There has been talk around the interweb that Microsoft is bringing back the Windows Media Extender. Currently there are only three companies that they are working with to bring you such devices. One such company is Niveus Media.
These X8’s will be the first in-wall woofers from Sonance to perfectly align the plane of the wall and the plan of the speaker grille. All of the woofer from this line come in one of three basic geometric shapes, a circle, a square, or a rectangle.
These speakers work with any AS series finish component and don’t require trim, but will work with finish components that have trim. The finish components are of course sold separately. Also available separately is the Sonamp amplifier that would power these woofers. These woofers are made up of 8” CF cones.
The Sonance S623LCR stands for Symphony, the series, 623, the model number, and then left/center/right as this one in-wall speaker can serve all three roles. Set it vertically for the best left or right sound and then horizontally for the best center channel sound.
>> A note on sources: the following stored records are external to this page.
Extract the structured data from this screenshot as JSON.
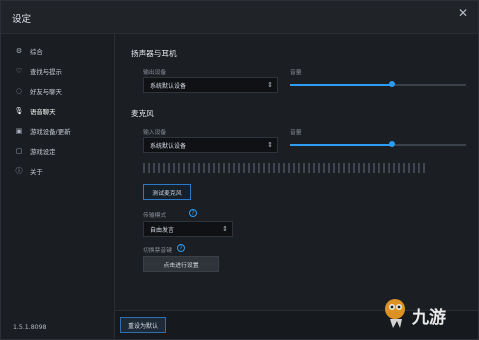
{
  "window": {
    "title": "设定",
    "close_glyph": "✕"
  },
  "sidebar": {
    "items": [
      {
        "label": "综合",
        "icon": "sliders-icon",
        "active": false
      },
      {
        "label": "查找与提示",
        "icon": "bell-icon",
        "active": false
      },
      {
        "label": "好友与聊天",
        "icon": "chat-icon",
        "active": false
      },
      {
        "label": "语音聊天",
        "icon": "microphone-icon",
        "active": true
      },
      {
        "label": "游戏设备/更新",
        "icon": "device-icon",
        "active": false
      },
      {
        "label": "游戏设定",
        "icon": "gamepad-icon",
        "active": false
      },
      {
        "label": "关于",
        "icon": "info-icon",
        "active": false
      }
    ],
    "version": "1.5.1.8098"
  },
  "speaker_section": {
    "title": "扬声器与耳机",
    "output_label": "输出设备",
    "output_value": "系统默认设备",
    "volume_label": "音量",
    "volume_level": 0.58
  },
  "mic_section": {
    "title": "麦克风",
    "input_label": "输入设备",
    "input_value": "系统默认设备",
    "volume_label": "音量",
    "volume_level": 0.58,
    "test_button": "测试麦克风",
    "mode_label": "传输模式",
    "mode_value": "自由发言",
    "shortcut_label": "切换禁音键",
    "shortcut_button": "点击进行设置"
  },
  "footer": {
    "reset_label": "重设为默认"
  },
  "watermark": {
    "brand_text": "九游"
  },
  "colors": {
    "accent": "#2d9cf3",
    "background": "#1b1e22",
    "sidebar_bg": "#1a1d21"
  }
}
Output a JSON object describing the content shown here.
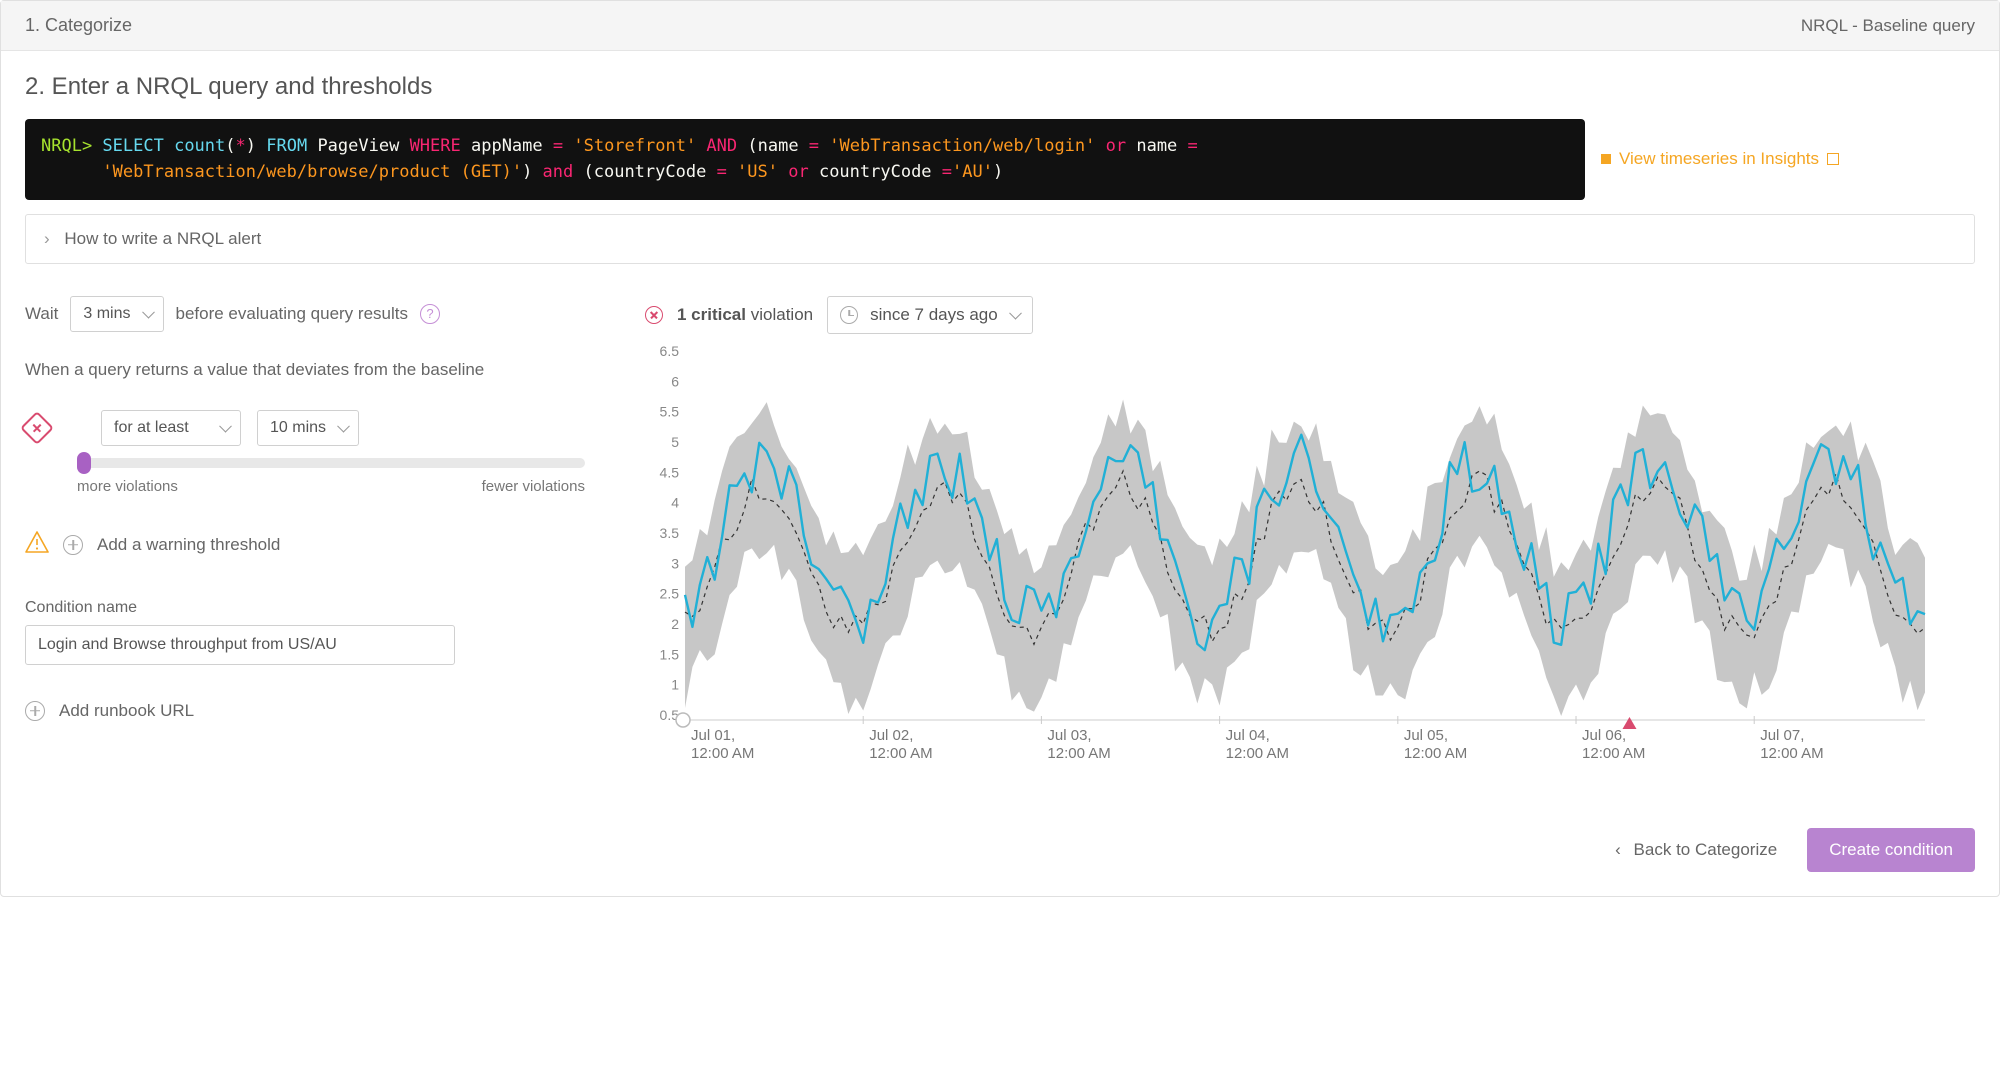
{
  "header": {
    "step1_label": "1. Categorize",
    "right_label": "NRQL - Baseline query"
  },
  "section_title": "2. Enter a NRQL query and thresholds",
  "query": {
    "prompt": "NRQL>",
    "tokens": [
      {
        "t": "SELECT",
        "c": "blue"
      },
      {
        "t": " count",
        "c": "blue"
      },
      {
        "t": "(",
        "c": "white"
      },
      {
        "t": "*",
        "c": "pink"
      },
      {
        "t": ") ",
        "c": "white"
      },
      {
        "t": "FROM",
        "c": "blue"
      },
      {
        "t": " PageView ",
        "c": "white"
      },
      {
        "t": "WHERE",
        "c": "pink"
      },
      {
        "t": " appName ",
        "c": "white"
      },
      {
        "t": "=",
        "c": "pink"
      },
      {
        "t": " 'Storefront' ",
        "c": "orange"
      },
      {
        "t": "AND",
        "c": "pink"
      },
      {
        "t": " (name ",
        "c": "white"
      },
      {
        "t": "=",
        "c": "pink"
      },
      {
        "t": " 'WebTransaction/web/login' ",
        "c": "orange"
      },
      {
        "t": "or",
        "c": "pink"
      },
      {
        "t": " name ",
        "c": "white"
      },
      {
        "t": "=",
        "c": "pink"
      },
      {
        "t": "\n      'WebTransaction/web/browse/product (GET)'",
        "c": "orange"
      },
      {
        "t": ") ",
        "c": "white"
      },
      {
        "t": "and",
        "c": "pink"
      },
      {
        "t": " (countryCode ",
        "c": "white"
      },
      {
        "t": "=",
        "c": "pink"
      },
      {
        "t": " 'US' ",
        "c": "orange"
      },
      {
        "t": "or",
        "c": "pink"
      },
      {
        "t": " countryCode ",
        "c": "white"
      },
      {
        "t": "=",
        "c": "pink"
      },
      {
        "t": "'AU'",
        "c": "orange"
      },
      {
        "t": ")",
        "c": "white"
      }
    ]
  },
  "insights_link": "View timeseries in Insights",
  "howto_label": "How to write a NRQL alert",
  "wait": {
    "prefix": "Wait",
    "value": "3 mins",
    "suffix": "before evaluating query results"
  },
  "deviation_text": "When a query returns a value that deviates from the baseline",
  "critical_threshold": {
    "operator": "for at least",
    "duration": "10 mins",
    "slider_left_label": "more violations",
    "slider_right_label": "fewer violations"
  },
  "add_warning_label": "Add a warning threshold",
  "condition_name_label": "Condition name",
  "condition_name_value": "Login and Browse throughput from US/AU",
  "add_runbook_label": "Add runbook URL",
  "violations": {
    "count_text": "1 critical",
    "suffix": "violation",
    "since": "since 7 days ago"
  },
  "footer": {
    "back": "Back to Categorize",
    "primary": "Create condition"
  },
  "chart_data": {
    "type": "line",
    "ylim": [
      0.5,
      6.5
    ],
    "y_ticks": [
      0.5,
      1,
      1.5,
      2,
      2.5,
      3,
      3.5,
      4,
      4.5,
      5,
      5.5,
      6,
      6.5
    ],
    "x_labels": [
      "Jul 01,\n12:00 AM",
      "Jul 02,\n12:00 AM",
      "Jul 03,\n12:00 AM",
      "Jul 04,\n12:00 AM",
      "Jul 05,\n12:00 AM",
      "Jul 06,\n12:00 AM",
      "Jul 07,\n12:00 AM"
    ],
    "x_per_day_points": 24,
    "days": 7,
    "series": [
      {
        "name": "baseline_upper",
        "role": "band-upper",
        "amplitude": 1.2,
        "offset": 4.2,
        "noise": 0.35
      },
      {
        "name": "baseline_lower",
        "role": "band-lower",
        "amplitude": 1.2,
        "offset": 2.0,
        "noise": 0.35
      },
      {
        "name": "baseline_mid",
        "role": "dashed",
        "amplitude": 1.2,
        "offset": 3.1,
        "noise": 0.25
      },
      {
        "name": "actual",
        "role": "line",
        "color": "#21b0d6",
        "amplitude": 1.3,
        "offset": 3.4,
        "noise": 0.55
      }
    ],
    "violation_marker_day": 5.3
  }
}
The S623LCR uses the same drivers as the previous members of the symphony series, the S623T and the S623TR. The big difference comes in the layout as the new S623LCR’s have a dual woofer/single tweeter design.
The Sonance Flair loudspeaker is great because it will add high quality audio to just about any location. With Sonance’s flexible mounting brackets all you should need is a screw driver, the mounting hardware and a little bit of time.
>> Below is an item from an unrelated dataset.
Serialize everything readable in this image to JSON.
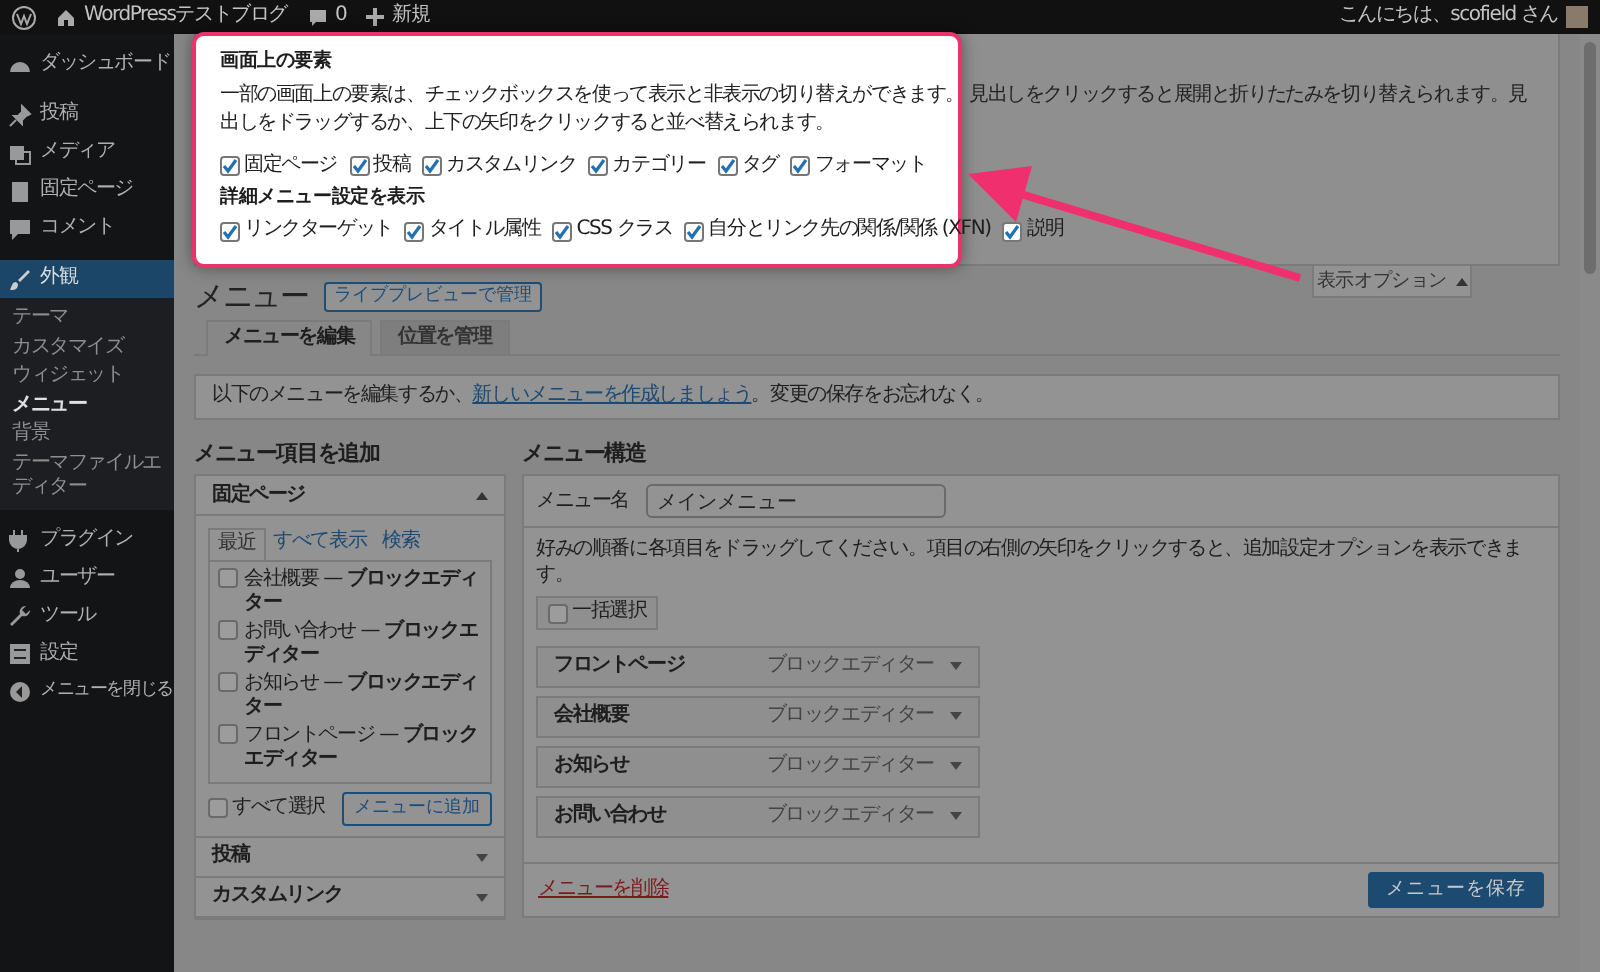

The mounts are round steel plats that connect to speaker wiring in J-boxes. The plate mounts with just a couple screws that come with the speaker. The speaker is held in place by the steel plate by way of some powerful neodymium magnets that are in the top of the speaker. The electrical connection is automatically made between male connecters on the speaker and female connectors in the steal plate.
So how many of you are familiar with Pandora the Music Genome Project? How about Rhapsody? Maybe some other internet radio station? Well imagine a single device that could stream from all of those sources plus your own computer’s library.
Such a device exists, and it’s made by Logitech. Technically it was first made by Slim Devices, but Logitech bought them and I guess they made some upgrades.
The CA series, much like their AC counterparts, are meant to stand up to all the elements. The only difference is that this time, the speaker company from Maine made them flush mountable.
There are 8 models in this line, ranging from 5.25” all the way up to 8 inches. There are dedicated woofers, speakers with dual voice coils to cover the highs, and Mid/Bass speakers.
The AC series of speakers are enclosed weather-proof speakers that are meant to be surface mounted to wherever you can stick them. The AC for all those who don’t know, stands for All Climate. The speakers are manufactured in one of the harshest climates in the US, Maine. So they can pretty much guarantee that they will work in any weather.
The speakers implement a Wide-Fi technology that allows one loudspeaker to output both channels of audio. Implementing multiple Wide-Fi speakers only increases the audio quality.
If Sony thought they were going to have things all their own way with the launch of their stonking Bravia projectors then they obviously hadn't paid attention to fellow CEDIA 2007 attendee JVC. The company's new flagship Procision range is intended for custom installs and prosumer home cinema fanatics, and at its pinnacle are two D-ILA front projectors, the DLA-HD1 and DLA-HD100.
CEDIA isn't all about TV screens the size of a small country; it's an opportunity for accessory manufacturers to show off their wares and persuade you to upgrade your cabling, stands and cabinets. Vogels were there in force this year, flaunting their latest speaker and projector stands together with a nifty universal-mount.
First, it has a half terabyte of HDD storage, then there is a 200 disc Blu-Ray/DVD/CD changer. It has full HD (1080p) output from the disc changer or hard drive.
The hard drive can store up to 137 hours of video, 40,000 songs, or 20,000 photos. This thing is also Sony’s first device not connected to a computer that’s Blu-Ray capable other than optical drives and a few VAIO notebooks.